**What you should do:** Using only the records, tally the lines with "Kazań" in them and state that total by itself.

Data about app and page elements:
........
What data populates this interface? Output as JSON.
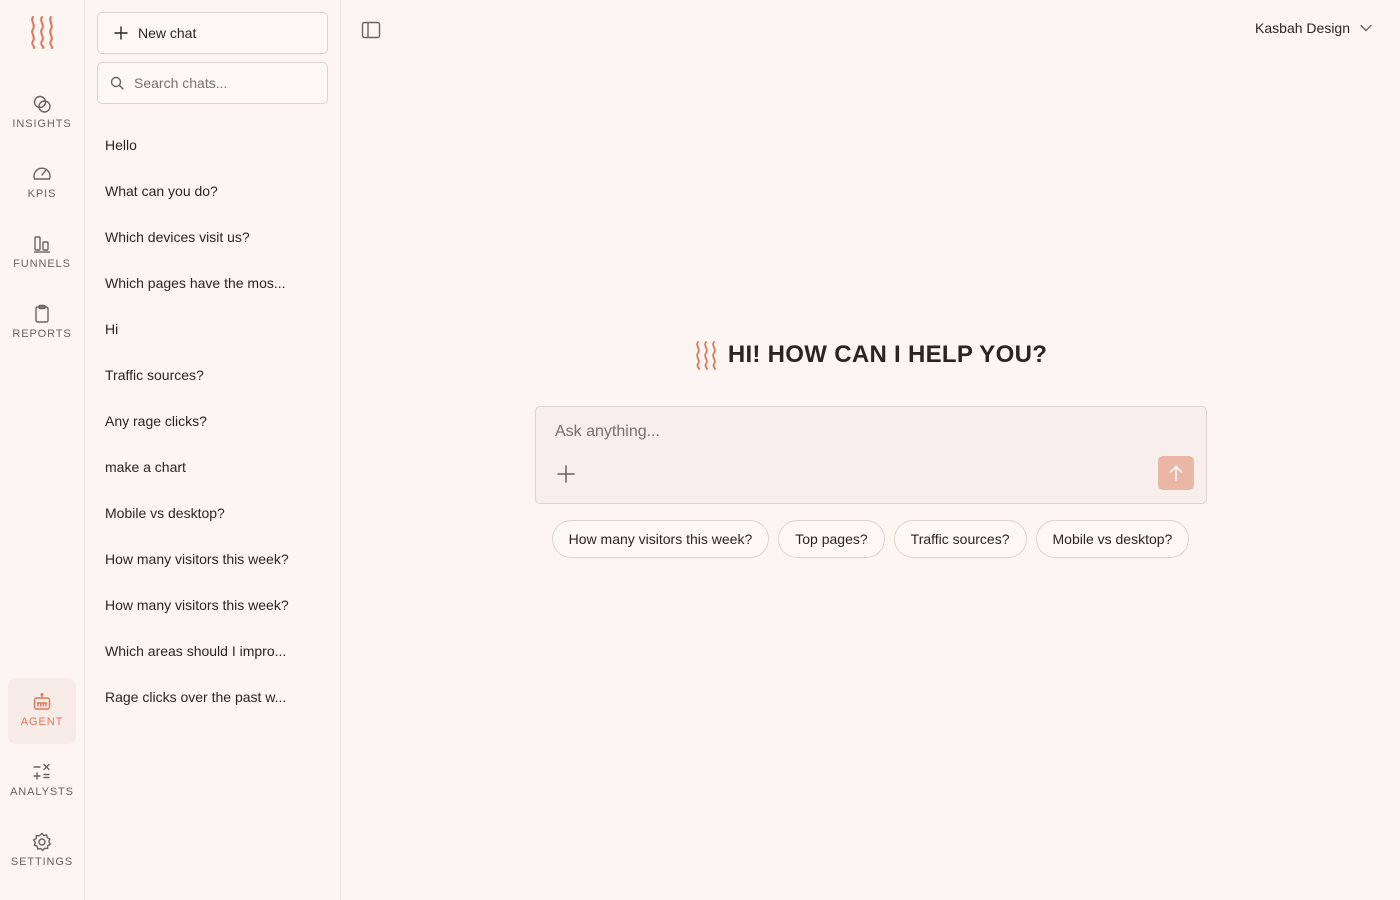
{
  "colors": {
    "background": "#fdf5f2",
    "accent": "#d9785c",
    "send_button": "#eab6a6",
    "border": "#ddd3cf"
  },
  "rail": {
    "logo_icon": "wavy-lines-logo-icon",
    "top_items": [
      {
        "label": "INSIGHTS",
        "icon": "insights-icon"
      },
      {
        "label": "KPIS",
        "icon": "gauge-icon"
      },
      {
        "label": "FUNNELS",
        "icon": "bars-icon"
      },
      {
        "label": "REPORTS",
        "icon": "clipboard-icon"
      }
    ],
    "bottom_items": [
      {
        "label": "AGENT",
        "icon": "robot-icon",
        "active": true
      },
      {
        "label": "ANALYSTS",
        "icon": "calculator-icon"
      },
      {
        "label": "SETTINGS",
        "icon": "gear-icon"
      }
    ]
  },
  "panel": {
    "new_chat_label": "New chat",
    "search_placeholder": "Search chats...",
    "chats": [
      "Hello",
      "What can you do?",
      "Which devices visit us?",
      "Which pages have the mos...",
      "Hi",
      "Traffic sources?",
      "Any rage clicks?",
      "make a chart",
      "Mobile vs desktop?",
      "How many visitors this week?",
      "How many visitors this week?",
      "Which areas should I impro...",
      "Rage clicks over the past w..."
    ]
  },
  "header": {
    "workspace_name": "Kasbah Design"
  },
  "main": {
    "greeting": "HI! HOW CAN I HELP YOU?",
    "input_placeholder": "Ask anything...",
    "suggestions": [
      "How many visitors this week?",
      "Top pages?",
      "Traffic sources?",
      "Mobile vs desktop?"
    ]
  }
}
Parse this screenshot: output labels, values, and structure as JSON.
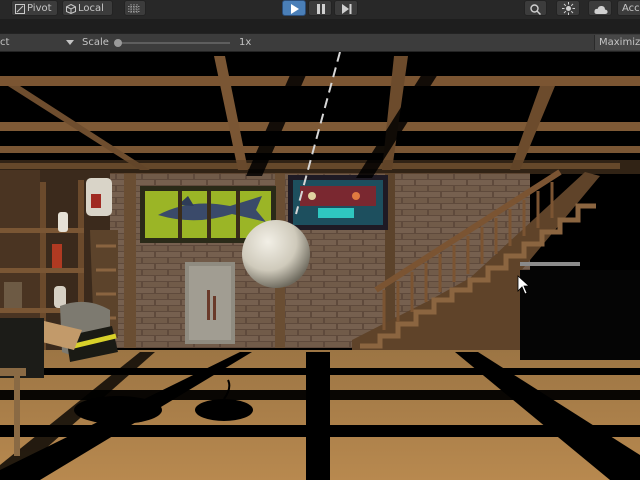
{
  "toolbar": {
    "pivot_label": "Pivot",
    "local_label": "Local",
    "account_label": "Acc",
    "play_state": "playing"
  },
  "game_view": {
    "aspect_label_partial": "ct",
    "scale_label": "Scale",
    "scale_value_label": "1x",
    "scale_value": 1,
    "maximize_label": "Maximize"
  }
}
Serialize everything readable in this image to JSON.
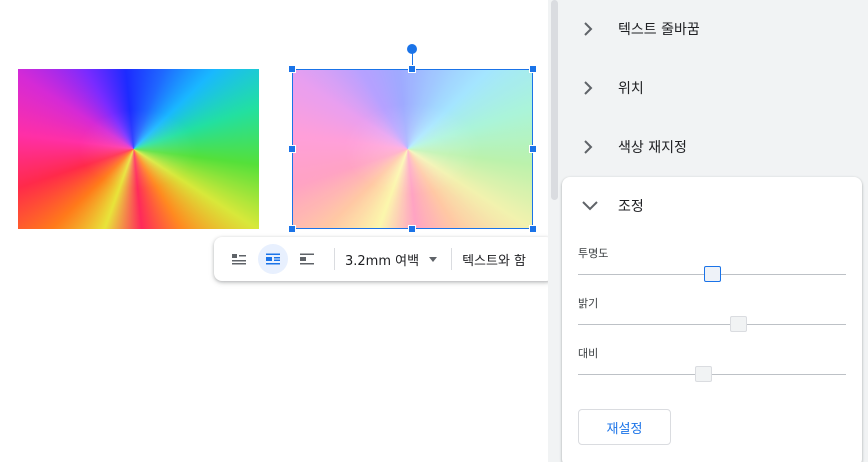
{
  "toolbar": {
    "margin_value": "3.2mm 여백",
    "wrap_option": "텍스트와 함"
  },
  "panel": {
    "sections": [
      {
        "label": "텍스트 줄바꿈",
        "expanded": false
      },
      {
        "label": "위치",
        "expanded": false
      },
      {
        "label": "색상 재지정",
        "expanded": false
      }
    ],
    "adjust": {
      "title": "조정",
      "expanded": true,
      "sliders": [
        {
          "label": "투명도",
          "value": 0.5,
          "focused": true
        },
        {
          "label": "밝기",
          "value": 0.6
        },
        {
          "label": "대비",
          "value": 0.47
        }
      ],
      "reset_label": "재설정"
    }
  },
  "colors": {
    "accent": "#1a73e8",
    "panel_bg": "#f1f3f4",
    "active_chip": "#e8f0fe"
  }
}
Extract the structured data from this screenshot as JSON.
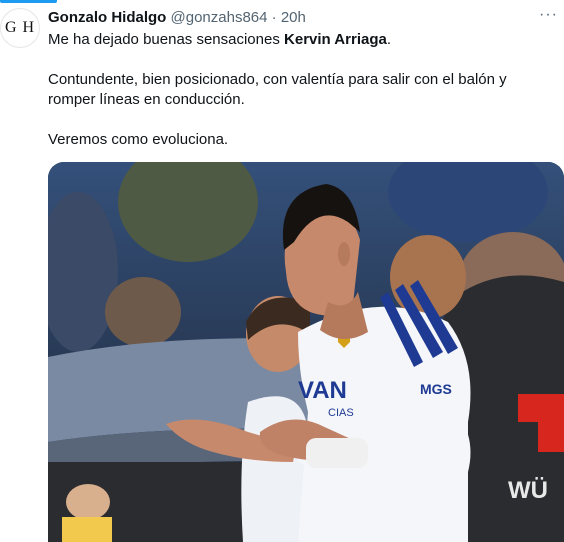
{
  "avatar": {
    "initials": "G H"
  },
  "tweet": {
    "author_name": "Gonzalo Hidalgo",
    "handle": "@gonzahs864",
    "separator": "·",
    "time": "20h",
    "more": "···",
    "line1_prefix": "Me ha dejado buenas sensaciones ",
    "line1_bold": "Kervin Arriaga",
    "line1_suffix": ".",
    "paragraph2": "Contundente, bien posicionado, con valentía para salir con el balón y romper líneas en conducción.",
    "paragraph3": "Veremos como evoluciona."
  },
  "media": {
    "jersey_sponsor": "VAN",
    "jersey_sponsor_sub": "CIAS",
    "sleeve_sponsor": "MGS",
    "bg_sponsor": "WÜ",
    "colors": {
      "jersey": "#f4f6fa",
      "stripe": "#1f3a93",
      "skin": "#c7896b",
      "hair": "#16120f",
      "bench_roof": "#7a8aa2",
      "bench_dark": "#2b2c30",
      "sponsor_red": "#d7261e"
    }
  }
}
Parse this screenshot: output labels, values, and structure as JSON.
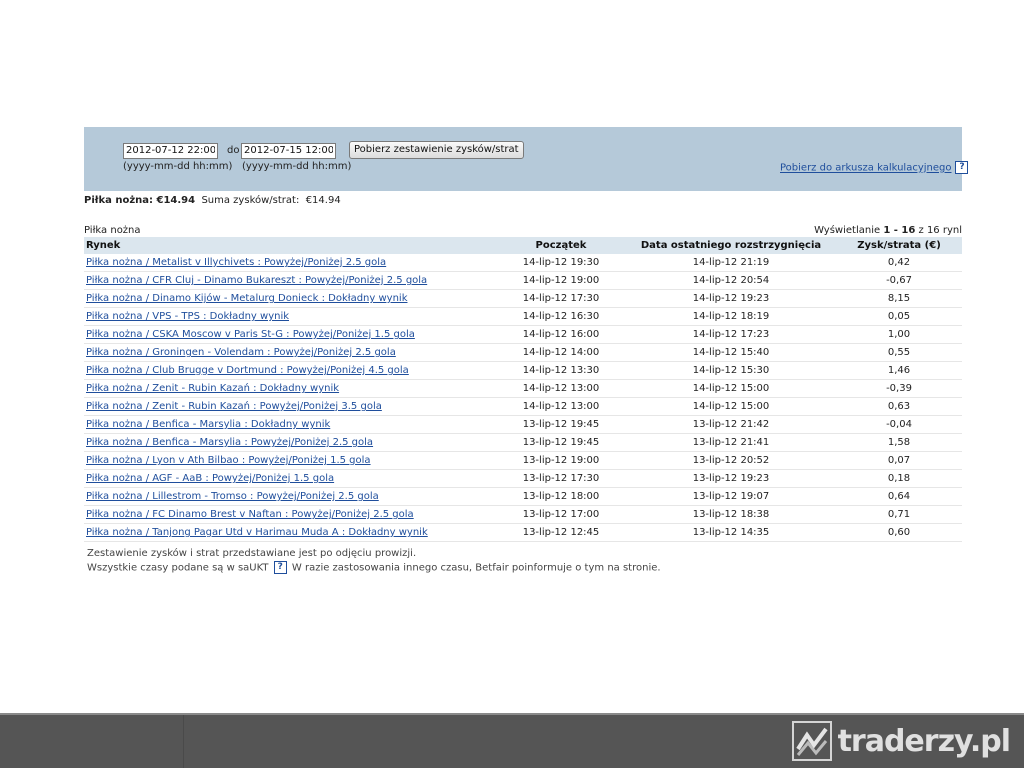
{
  "filter": {
    "date_from": "2012-07-12 22:00",
    "separator": "do",
    "date_to": "2012-07-15 12:00",
    "format_hint_from": "(yyyy-mm-dd hh:mm)",
    "format_hint_to": "(yyyy-mm-dd hh:mm)",
    "fetch_button": "Pobierz zestawienie zysków/strat",
    "download_link": "Pobierz do arkusza kalkulacyjnego",
    "help_glyph": "?"
  },
  "summary": {
    "sport_label": "Piłka nożna: €14.94",
    "total_label": "Suma zysków/strat:",
    "total_value": "€14.94"
  },
  "table": {
    "caption": "Piłka nożna",
    "showing_prefix": "Wyświetlanie",
    "showing_range": "1 - 16",
    "showing_suffix": "z 16 rynl",
    "headers": {
      "market": "Rynek",
      "start": "Początek",
      "settled": "Data ostatniego rozstrzygnięcia",
      "pl": "Zysk/strata (€)"
    },
    "rows": [
      {
        "market": "Piłka nożna / Metalist v Illychivets : Powyżej/Poniżej 2.5 gola",
        "start": "14-lip-12 19:30",
        "settled": "14-lip-12 21:19",
        "pl": "0,42"
      },
      {
        "market": "Piłka nożna / CFR Cluj - Dinamo Bukareszt : Powyżej/Poniżej 2.5 gola",
        "start": "14-lip-12 19:00",
        "settled": "14-lip-12 20:54",
        "pl": "-0,67"
      },
      {
        "market": "Piłka nożna / Dinamo Kijów - Metalurg Donieck : Dokładny wynik",
        "start": "14-lip-12 17:30",
        "settled": "14-lip-12 19:23",
        "pl": "8,15"
      },
      {
        "market": "Piłka nożna / VPS - TPS : Dokładny wynik",
        "start": "14-lip-12 16:30",
        "settled": "14-lip-12 18:19",
        "pl": "0,05"
      },
      {
        "market": "Piłka nożna / CSKA Moscow v Paris St-G : Powyżej/Poniżej 1.5 gola",
        "start": "14-lip-12 16:00",
        "settled": "14-lip-12 17:23",
        "pl": "1,00"
      },
      {
        "market": "Piłka nożna / Groningen - Volendam : Powyżej/Poniżej 2.5 gola",
        "start": "14-lip-12 14:00",
        "settled": "14-lip-12 15:40",
        "pl": "0,55"
      },
      {
        "market": "Piłka nożna / Club Brugge v Dortmund : Powyżej/Poniżej 4.5 gola",
        "start": "14-lip-12 13:30",
        "settled": "14-lip-12 15:30",
        "pl": "1,46"
      },
      {
        "market": "Piłka nożna / Zenit - Rubin Kazań : Dokładny wynik",
        "start": "14-lip-12 13:00",
        "settled": "14-lip-12 15:00",
        "pl": "-0,39"
      },
      {
        "market": "Piłka nożna / Zenit - Rubin Kazań : Powyżej/Poniżej 3.5 gola",
        "start": "14-lip-12 13:00",
        "settled": "14-lip-12 15:00",
        "pl": "0,63"
      },
      {
        "market": "Piłka nożna / Benfica - Marsylia : Dokładny wynik",
        "start": "13-lip-12 19:45",
        "settled": "13-lip-12 21:42",
        "pl": "-0,04"
      },
      {
        "market": "Piłka nożna / Benfica - Marsylia : Powyżej/Poniżej 2.5 gola",
        "start": "13-lip-12 19:45",
        "settled": "13-lip-12 21:41",
        "pl": "1,58"
      },
      {
        "market": "Piłka nożna / Lyon v Ath Bilbao : Powyżej/Poniżej 1.5 gola",
        "start": "13-lip-12 19:00",
        "settled": "13-lip-12 20:52",
        "pl": "0,07"
      },
      {
        "market": "Piłka nożna / AGF - AaB : Powyżej/Poniżej 1.5 gola",
        "start": "13-lip-12 17:30",
        "settled": "13-lip-12 19:23",
        "pl": "0,18"
      },
      {
        "market": "Piłka nożna / Lillestrom - Tromso : Powyżej/Poniżej 2.5 gola",
        "start": "13-lip-12 18:00",
        "settled": "13-lip-12 19:07",
        "pl": "0,64"
      },
      {
        "market": "Piłka nożna / FC Dinamo Brest v Naftan : Powyżej/Poniżej 2.5 gola",
        "start": "13-lip-12 17:00",
        "settled": "13-lip-12 18:38",
        "pl": "0,71"
      },
      {
        "market": "Piłka nożna / Tanjong Pagar Utd v Harimau Muda A : Dokładny wynik",
        "start": "13-lip-12 12:45",
        "settled": "13-lip-12 14:35",
        "pl": "0,60"
      }
    ]
  },
  "notes": {
    "line1": "Zestawienie zysków i strat przedstawiane jest po odjęciu prowizji.",
    "line2_prefix": "Wszystkie czasy podane są w saUKT",
    "line2_suffix": "W razie zastosowania innego czasu, Betfair poinformuje o tym na stronie."
  },
  "watermark": {
    "text": "traderzy.pl",
    "icon": "traderzy-logo-icon"
  },
  "colors": {
    "panel": "#b5c9d9",
    "header_row": "#dbe6ee",
    "link": "#1f4e9c",
    "bottom_bar": "#555555"
  }
}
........
**Your solution:** 2